Records for the exercise section start

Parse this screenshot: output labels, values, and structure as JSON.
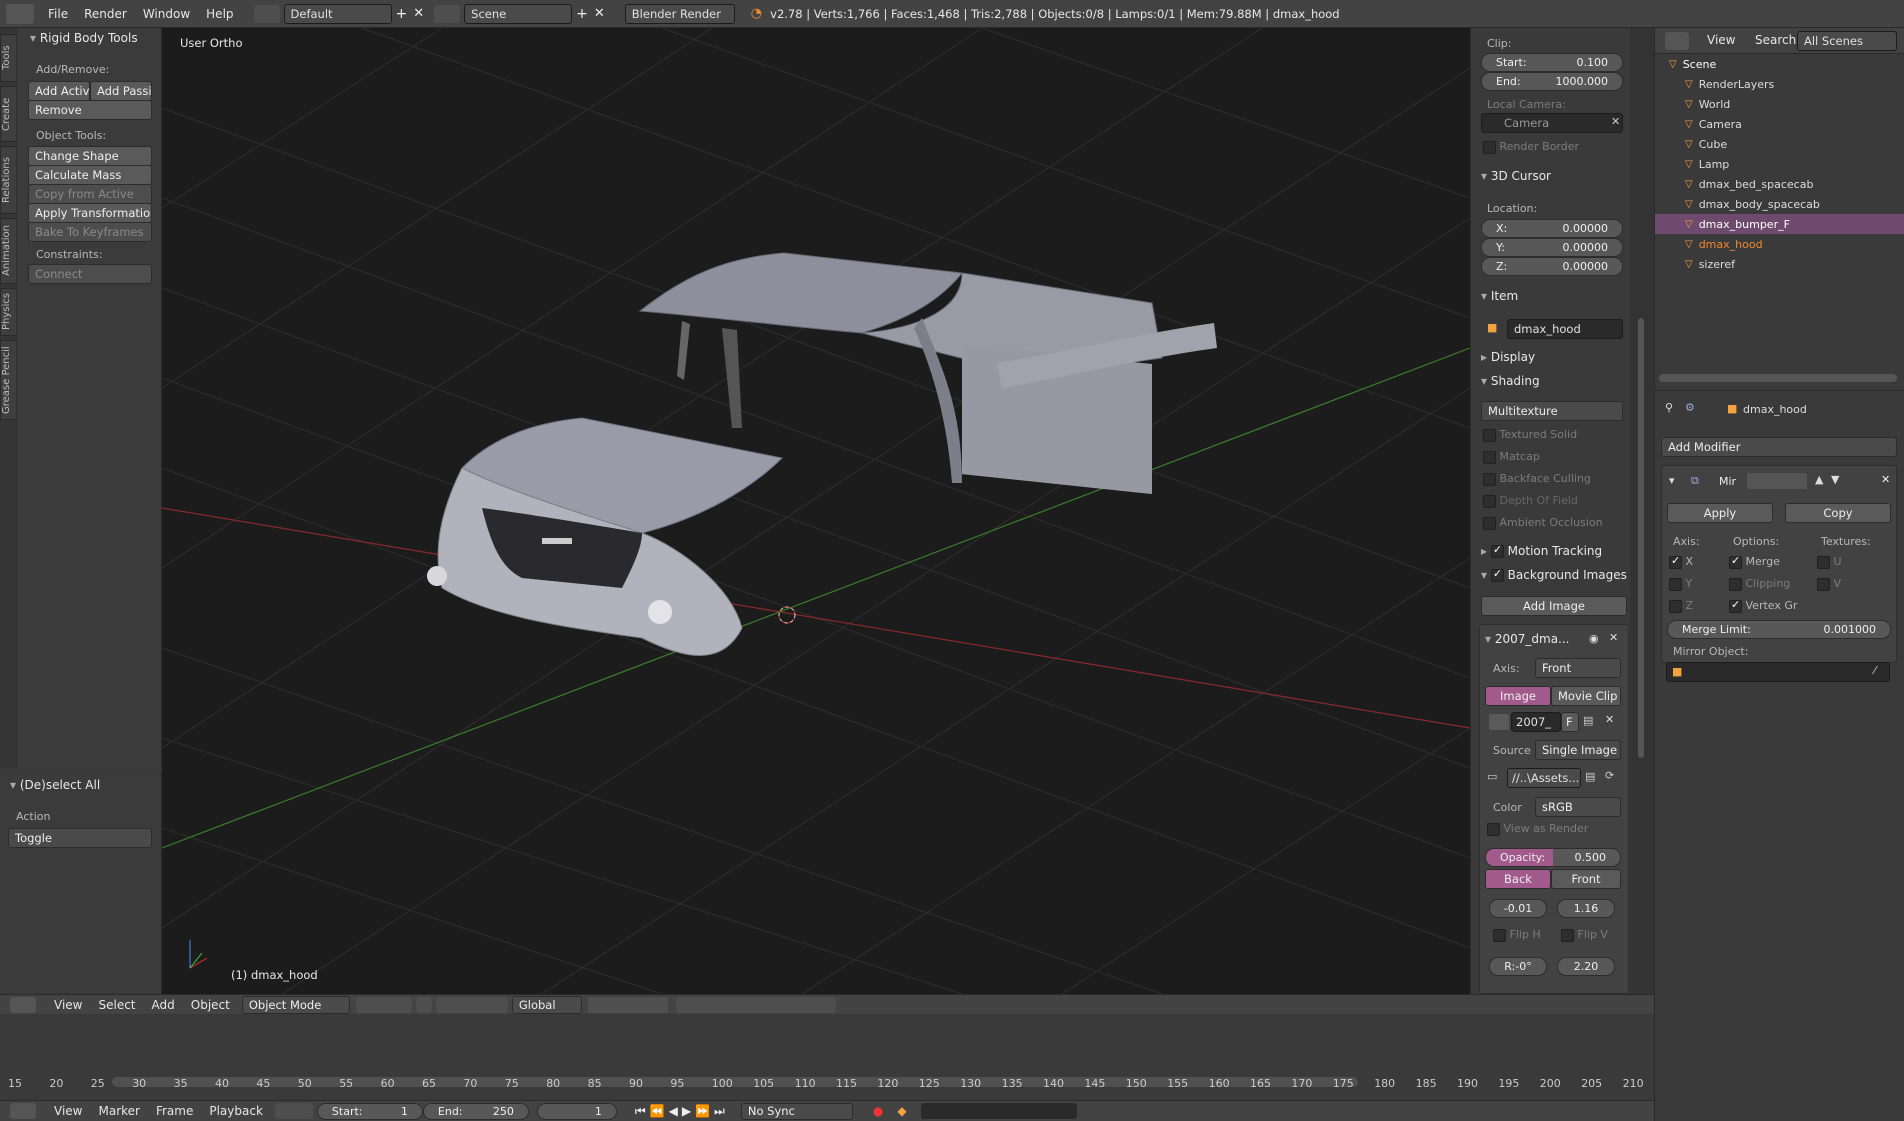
{
  "topbar": {
    "menus": [
      "File",
      "Render",
      "Window",
      "Help"
    ],
    "layout": "Default",
    "scene": "Scene",
    "engine": "Blender Render",
    "stats": "v2.78 | Verts:1,766 | Faces:1,468 | Tris:2,788 | Objects:0/8 | Lamps:0/1 | Mem:79.88M | dmax_hood"
  },
  "tabs": [
    "Tools",
    "Create",
    "Relations",
    "Animation",
    "Physics",
    "Grease Pencil"
  ],
  "tools": {
    "panel": "Rigid Body Tools",
    "add_remove": "Add/Remove:",
    "add_active": "Add Activ",
    "add_passive": "Add Passiv",
    "remove": "Remove",
    "object_tools": "Object Tools:",
    "change_shape": "Change Shape",
    "calc_mass": "Calculate Mass",
    "copy_active": "Copy from Active",
    "apply_transform": "Apply Transformation",
    "bake": "Bake To Keyframes",
    "constraints": "Constraints:",
    "connect": "Connect",
    "deselect": "(De)select All",
    "action": "Action",
    "toggle": "Toggle"
  },
  "viewport": {
    "view_name": "User Ortho",
    "object_label": "(1) dmax_hood"
  },
  "props": {
    "clip": "Clip:",
    "start_l": "Start:",
    "start_v": "0.100",
    "end_l": "End:",
    "end_v": "1000.000",
    "local_camera": "Local Camera:",
    "camera": "Camera",
    "render_border": "Render Border",
    "cursor": "3D Cursor",
    "location": "Location:",
    "x_l": "X:",
    "x_v": "0.00000",
    "y_l": "Y:",
    "y_v": "0.00000",
    "z_l": "Z:",
    "z_v": "0.00000",
    "item": "Item",
    "item_name": "dmax_hood",
    "display": "Display",
    "shading": "Shading",
    "shade_mode": "Multitexture",
    "textured_solid": "Textured Solid",
    "matcap": "Matcap",
    "backface": "Backface Culling",
    "dof": "Depth Of Field",
    "ao": "Ambient Occlusion",
    "motion": "Motion Tracking",
    "bg_images": "Background Images",
    "add_image": "Add Image",
    "bg_name": "2007_dma...",
    "axis_l": "Axis:",
    "axis_v": "Front",
    "image_tab": "Image",
    "movie_tab": "Movie Clip",
    "img_field": "2007_",
    "img_f": "F",
    "source_l": "Source",
    "source_v": "Single Image",
    "path": "//..\\Assets...",
    "color_l": "Color",
    "color_v": "sRGB",
    "view_render": "View as Render",
    "opacity_l": "Opacity:",
    "opacity_v": "0.500",
    "back": "Back",
    "front": "Front",
    "ox": "-0.01",
    "oy": "1.16",
    "flip_h": "Flip H",
    "flip_v": "Flip V",
    "rot": "R:-0°",
    "size": "2.20"
  },
  "outliner": {
    "menus": [
      "View",
      "Search",
      "All Scenes"
    ],
    "rows": [
      {
        "name": "Scene",
        "indent": 0,
        "color": "#ffffff"
      },
      {
        "name": "RenderLayers",
        "indent": 1,
        "color": "#dddddd"
      },
      {
        "name": "World",
        "indent": 1,
        "color": "#dddddd"
      },
      {
        "name": "Camera",
        "indent": 1,
        "color": "#dddddd"
      },
      {
        "name": "Cube",
        "indent": 1,
        "color": "#dddddd"
      },
      {
        "name": "Lamp",
        "indent": 1,
        "color": "#dddddd"
      },
      {
        "name": "dmax_bed_spacecab",
        "indent": 1,
        "color": "#dddddd"
      },
      {
        "name": "dmax_body_spacecab",
        "indent": 1,
        "color": "#dddddd"
      },
      {
        "name": "dmax_bumper_F",
        "indent": 1,
        "color": "#ffffff"
      },
      {
        "name": "dmax_hood",
        "indent": 1,
        "color": "#f28a2e"
      },
      {
        "name": "sizeref",
        "indent": 1,
        "color": "#dddddd"
      }
    ]
  },
  "modifier": {
    "object": "dmax_hood",
    "add_modifier": "Add Modifier",
    "name": "Mir",
    "apply": "Apply",
    "copy": "Copy",
    "axis": "Axis:",
    "options": "Options:",
    "textures": "Textures:",
    "x": "X",
    "y": "Y",
    "z": "Z",
    "merge": "Merge",
    "clipping": "Clipping",
    "vertex": "Vertex Gr",
    "u": "U",
    "v": "V",
    "merge_limit_l": "Merge Limit:",
    "merge_limit_v": "0.001000",
    "mirror_obj": "Mirror Object:"
  },
  "view3d_header": {
    "menus": [
      "View",
      "Select",
      "Add",
      "Object"
    ],
    "mode": "Object Mode",
    "orientation": "Global"
  },
  "timeline": {
    "ticks": [
      "15",
      "20",
      "25",
      "30",
      "35",
      "40",
      "45",
      "50",
      "55",
      "60",
      "65",
      "70",
      "75",
      "80",
      "85",
      "90",
      "95",
      "100",
      "105",
      "110",
      "115",
      "120",
      "125",
      "130",
      "135",
      "140",
      "145",
      "150",
      "155",
      "160",
      "165",
      "170",
      "175",
      "180",
      "185",
      "190",
      "195",
      "200",
      "205",
      "210"
    ],
    "menus": [
      "View",
      "Marker",
      "Frame",
      "Playback"
    ],
    "start_l": "Start:",
    "start_v": "1",
    "end_l": "End:",
    "end_v": "250",
    "current": "1",
    "sync": "No Sync"
  },
  "colors": {
    "accent": "#c9a0c6",
    "pink_btn": "#a25a8d",
    "orange": "#f28a2e"
  }
}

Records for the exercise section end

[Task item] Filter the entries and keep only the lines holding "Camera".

[Reply to the exercise]
    "local_camera": "Local Camera:",
    "camera": "Camera",
        "name": "Camera",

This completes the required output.